NPR is currently streaming Sleigh Bells’ full-length debut Treats, which came out yesterday. Folks were all a-Twitter (nyuk nyuk) about it, including folks like Maura Johnston. This release, off M.I.A.’s N.E.E.T. label, is hotly anticipated. It follows “Crown on the Ground,” which Pitchfork named one of the best singles of 2009. Community‘s Donald Glover also sampled the song for his rap outfit Childish Gambino. As additional incentive, the album boasts a sweet cover. A photo of a cheerleading squad with the girls’ faces scratched out? Some Gleeks must feel vindicated.
For those unfamiliar with Sleigh Bells, the duo make abrasive pop music that grinds Derek Miller’s harsh guitar riffs and pounding drums against Alexis Krauss‘s sugary vocals. Imagine Lush‘s Emma Anderson and Miki Berenyi singing to Ratatat‘s hard rock guitar loops with The Go! Team contributing samples, claps, and children’s choruses. Then turn the amps to 11, blow out your speakers, and feel your ears bleed. This is the kind of music you want to pump in your car, but probably shouldn’t so as to avoid becoming a road hazard.
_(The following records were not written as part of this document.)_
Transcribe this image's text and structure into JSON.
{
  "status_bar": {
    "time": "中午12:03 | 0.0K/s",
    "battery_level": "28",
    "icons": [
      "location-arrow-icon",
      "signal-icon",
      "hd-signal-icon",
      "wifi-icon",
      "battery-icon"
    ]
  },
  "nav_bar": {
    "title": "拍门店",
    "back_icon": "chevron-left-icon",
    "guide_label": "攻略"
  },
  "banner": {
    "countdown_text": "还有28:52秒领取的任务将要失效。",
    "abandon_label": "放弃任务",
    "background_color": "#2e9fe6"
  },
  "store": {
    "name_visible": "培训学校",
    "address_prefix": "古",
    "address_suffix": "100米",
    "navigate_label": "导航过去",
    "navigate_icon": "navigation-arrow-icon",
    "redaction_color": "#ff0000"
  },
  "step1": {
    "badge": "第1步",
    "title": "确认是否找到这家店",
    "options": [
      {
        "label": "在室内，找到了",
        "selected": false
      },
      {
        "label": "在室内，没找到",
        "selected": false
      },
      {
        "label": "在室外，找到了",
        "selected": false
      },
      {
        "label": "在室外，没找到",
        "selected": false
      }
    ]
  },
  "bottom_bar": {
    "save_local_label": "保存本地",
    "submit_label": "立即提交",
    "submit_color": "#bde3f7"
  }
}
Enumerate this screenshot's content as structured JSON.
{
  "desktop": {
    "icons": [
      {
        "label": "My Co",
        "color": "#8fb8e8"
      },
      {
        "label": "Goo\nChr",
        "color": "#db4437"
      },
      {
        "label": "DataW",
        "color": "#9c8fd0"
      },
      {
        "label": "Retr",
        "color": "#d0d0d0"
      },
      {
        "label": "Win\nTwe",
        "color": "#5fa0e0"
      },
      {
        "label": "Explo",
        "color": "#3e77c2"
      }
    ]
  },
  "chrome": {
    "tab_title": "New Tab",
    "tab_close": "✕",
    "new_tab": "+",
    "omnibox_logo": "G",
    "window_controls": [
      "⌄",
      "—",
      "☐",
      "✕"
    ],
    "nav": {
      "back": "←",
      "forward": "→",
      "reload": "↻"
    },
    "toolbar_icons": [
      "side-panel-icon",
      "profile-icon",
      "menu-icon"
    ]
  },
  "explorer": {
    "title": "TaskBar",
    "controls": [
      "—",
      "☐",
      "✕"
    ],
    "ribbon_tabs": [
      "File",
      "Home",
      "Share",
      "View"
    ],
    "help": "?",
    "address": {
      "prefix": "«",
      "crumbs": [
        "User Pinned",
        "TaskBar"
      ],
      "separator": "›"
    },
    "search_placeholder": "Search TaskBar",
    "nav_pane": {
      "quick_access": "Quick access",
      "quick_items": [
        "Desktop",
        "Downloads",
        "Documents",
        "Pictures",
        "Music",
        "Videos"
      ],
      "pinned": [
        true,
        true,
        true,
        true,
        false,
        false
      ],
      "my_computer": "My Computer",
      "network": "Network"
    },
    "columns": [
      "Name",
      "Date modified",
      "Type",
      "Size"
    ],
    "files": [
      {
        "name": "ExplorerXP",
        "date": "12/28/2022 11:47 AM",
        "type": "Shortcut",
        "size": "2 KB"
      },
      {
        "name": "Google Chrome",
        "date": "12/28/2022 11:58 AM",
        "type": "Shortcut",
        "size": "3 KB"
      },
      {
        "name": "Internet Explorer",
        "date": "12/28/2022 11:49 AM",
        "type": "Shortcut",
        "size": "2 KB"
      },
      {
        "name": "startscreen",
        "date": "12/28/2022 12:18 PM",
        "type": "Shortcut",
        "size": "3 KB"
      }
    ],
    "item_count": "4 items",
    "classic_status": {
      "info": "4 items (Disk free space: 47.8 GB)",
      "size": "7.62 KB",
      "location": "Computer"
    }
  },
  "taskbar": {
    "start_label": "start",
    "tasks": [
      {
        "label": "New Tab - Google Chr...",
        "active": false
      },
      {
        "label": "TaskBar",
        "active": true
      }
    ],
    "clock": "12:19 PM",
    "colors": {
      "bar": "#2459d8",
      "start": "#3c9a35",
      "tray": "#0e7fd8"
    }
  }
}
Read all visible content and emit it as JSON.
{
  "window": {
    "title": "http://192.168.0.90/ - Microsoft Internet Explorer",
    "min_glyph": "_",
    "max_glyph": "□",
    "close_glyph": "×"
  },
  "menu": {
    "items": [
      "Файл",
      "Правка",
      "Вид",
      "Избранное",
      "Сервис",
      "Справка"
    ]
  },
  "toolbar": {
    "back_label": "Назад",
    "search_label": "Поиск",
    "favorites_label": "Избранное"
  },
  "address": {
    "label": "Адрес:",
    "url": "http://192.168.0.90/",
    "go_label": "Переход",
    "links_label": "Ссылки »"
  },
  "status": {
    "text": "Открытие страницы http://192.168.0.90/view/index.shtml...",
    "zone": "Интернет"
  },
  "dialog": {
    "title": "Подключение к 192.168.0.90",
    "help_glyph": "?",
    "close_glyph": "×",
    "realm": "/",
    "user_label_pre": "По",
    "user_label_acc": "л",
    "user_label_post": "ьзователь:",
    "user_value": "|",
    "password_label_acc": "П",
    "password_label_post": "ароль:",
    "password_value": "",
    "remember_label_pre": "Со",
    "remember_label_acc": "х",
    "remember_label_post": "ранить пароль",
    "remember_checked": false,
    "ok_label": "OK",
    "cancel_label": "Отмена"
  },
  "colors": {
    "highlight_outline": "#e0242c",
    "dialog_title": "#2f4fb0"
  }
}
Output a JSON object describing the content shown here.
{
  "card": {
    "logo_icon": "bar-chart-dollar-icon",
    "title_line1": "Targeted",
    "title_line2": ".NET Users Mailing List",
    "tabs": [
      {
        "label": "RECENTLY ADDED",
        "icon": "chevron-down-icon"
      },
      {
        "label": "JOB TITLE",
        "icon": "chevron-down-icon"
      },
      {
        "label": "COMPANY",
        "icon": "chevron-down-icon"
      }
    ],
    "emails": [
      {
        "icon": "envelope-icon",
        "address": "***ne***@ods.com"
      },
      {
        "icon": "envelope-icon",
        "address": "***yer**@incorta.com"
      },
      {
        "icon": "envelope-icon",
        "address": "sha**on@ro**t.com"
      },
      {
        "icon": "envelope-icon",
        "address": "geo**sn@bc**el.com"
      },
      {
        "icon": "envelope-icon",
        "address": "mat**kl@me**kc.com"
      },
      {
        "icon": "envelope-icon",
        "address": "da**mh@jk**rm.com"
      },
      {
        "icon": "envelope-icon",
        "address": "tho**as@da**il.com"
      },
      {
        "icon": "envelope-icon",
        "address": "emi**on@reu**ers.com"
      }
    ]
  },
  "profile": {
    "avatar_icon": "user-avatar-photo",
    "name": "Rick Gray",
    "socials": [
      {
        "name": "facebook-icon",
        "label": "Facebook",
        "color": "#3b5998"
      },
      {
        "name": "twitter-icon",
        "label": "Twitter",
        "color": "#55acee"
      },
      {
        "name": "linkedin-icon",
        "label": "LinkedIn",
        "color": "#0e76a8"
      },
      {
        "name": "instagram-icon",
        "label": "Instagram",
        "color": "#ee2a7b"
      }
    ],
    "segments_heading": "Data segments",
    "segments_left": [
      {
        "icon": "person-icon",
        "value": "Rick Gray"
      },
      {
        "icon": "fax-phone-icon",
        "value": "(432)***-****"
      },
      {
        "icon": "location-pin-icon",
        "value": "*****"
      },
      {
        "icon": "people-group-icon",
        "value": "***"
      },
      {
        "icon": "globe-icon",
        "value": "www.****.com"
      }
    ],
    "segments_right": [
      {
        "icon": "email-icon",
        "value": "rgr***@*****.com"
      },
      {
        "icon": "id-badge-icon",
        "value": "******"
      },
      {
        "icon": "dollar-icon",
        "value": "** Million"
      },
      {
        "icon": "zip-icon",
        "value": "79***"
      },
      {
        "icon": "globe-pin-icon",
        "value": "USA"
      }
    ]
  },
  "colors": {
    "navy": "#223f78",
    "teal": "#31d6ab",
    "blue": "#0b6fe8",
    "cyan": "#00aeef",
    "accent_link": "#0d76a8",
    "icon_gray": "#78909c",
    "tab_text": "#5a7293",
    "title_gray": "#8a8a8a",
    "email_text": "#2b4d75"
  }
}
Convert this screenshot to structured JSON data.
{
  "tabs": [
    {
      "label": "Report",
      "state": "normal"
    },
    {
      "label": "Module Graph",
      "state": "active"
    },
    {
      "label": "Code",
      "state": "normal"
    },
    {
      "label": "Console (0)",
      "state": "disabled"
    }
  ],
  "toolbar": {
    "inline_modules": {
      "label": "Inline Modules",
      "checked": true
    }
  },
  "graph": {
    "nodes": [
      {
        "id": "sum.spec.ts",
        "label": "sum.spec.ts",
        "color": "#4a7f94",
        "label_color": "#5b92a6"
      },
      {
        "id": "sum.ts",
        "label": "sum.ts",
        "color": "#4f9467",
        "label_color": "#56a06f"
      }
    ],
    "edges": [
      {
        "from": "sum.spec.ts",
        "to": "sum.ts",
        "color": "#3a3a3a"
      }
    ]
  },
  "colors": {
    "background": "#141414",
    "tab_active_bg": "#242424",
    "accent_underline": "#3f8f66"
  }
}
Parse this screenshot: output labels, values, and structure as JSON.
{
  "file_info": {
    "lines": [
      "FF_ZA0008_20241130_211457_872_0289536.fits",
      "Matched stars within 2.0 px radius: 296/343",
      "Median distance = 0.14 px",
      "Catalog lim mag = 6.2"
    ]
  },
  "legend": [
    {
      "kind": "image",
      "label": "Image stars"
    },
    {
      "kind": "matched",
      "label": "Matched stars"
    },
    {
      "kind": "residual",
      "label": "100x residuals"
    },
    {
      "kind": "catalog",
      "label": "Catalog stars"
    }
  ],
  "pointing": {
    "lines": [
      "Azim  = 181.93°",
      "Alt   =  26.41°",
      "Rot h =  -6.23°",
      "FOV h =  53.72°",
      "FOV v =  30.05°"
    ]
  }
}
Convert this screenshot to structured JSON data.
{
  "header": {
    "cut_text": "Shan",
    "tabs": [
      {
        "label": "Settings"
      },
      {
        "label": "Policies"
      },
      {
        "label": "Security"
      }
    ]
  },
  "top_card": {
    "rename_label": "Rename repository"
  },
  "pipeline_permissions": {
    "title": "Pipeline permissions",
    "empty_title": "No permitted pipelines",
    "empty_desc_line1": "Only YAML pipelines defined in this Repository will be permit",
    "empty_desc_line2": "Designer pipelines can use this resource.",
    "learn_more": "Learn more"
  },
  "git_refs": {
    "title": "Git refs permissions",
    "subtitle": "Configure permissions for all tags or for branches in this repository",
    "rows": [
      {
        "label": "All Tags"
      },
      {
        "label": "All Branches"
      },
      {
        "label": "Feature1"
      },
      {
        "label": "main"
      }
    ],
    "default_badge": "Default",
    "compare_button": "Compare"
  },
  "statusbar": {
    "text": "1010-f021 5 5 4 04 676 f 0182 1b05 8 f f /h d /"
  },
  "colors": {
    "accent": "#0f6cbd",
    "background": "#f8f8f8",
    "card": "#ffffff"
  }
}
Now, I’m not sure if I’ll champion Sleigh Bells when we look back on the decade. We’ll see how if they live up to their (literal and figurative) buzz. I like “Infinity Guitars,” though note some problematic lyrics that brings to mind Jessica Yee’s dress-down of hipsters’ Native American appropriation. I love “Rill Rill,” but am not sure how much of this has to do with lyrics about girls with braces or the sample of Funkadelic’s “Can You Get to That.” But for now, we have a pretty solid debut that juxtaposes the harsh muscularity of metal and rock guitar with deceptively sweet female vocals. Play it loud.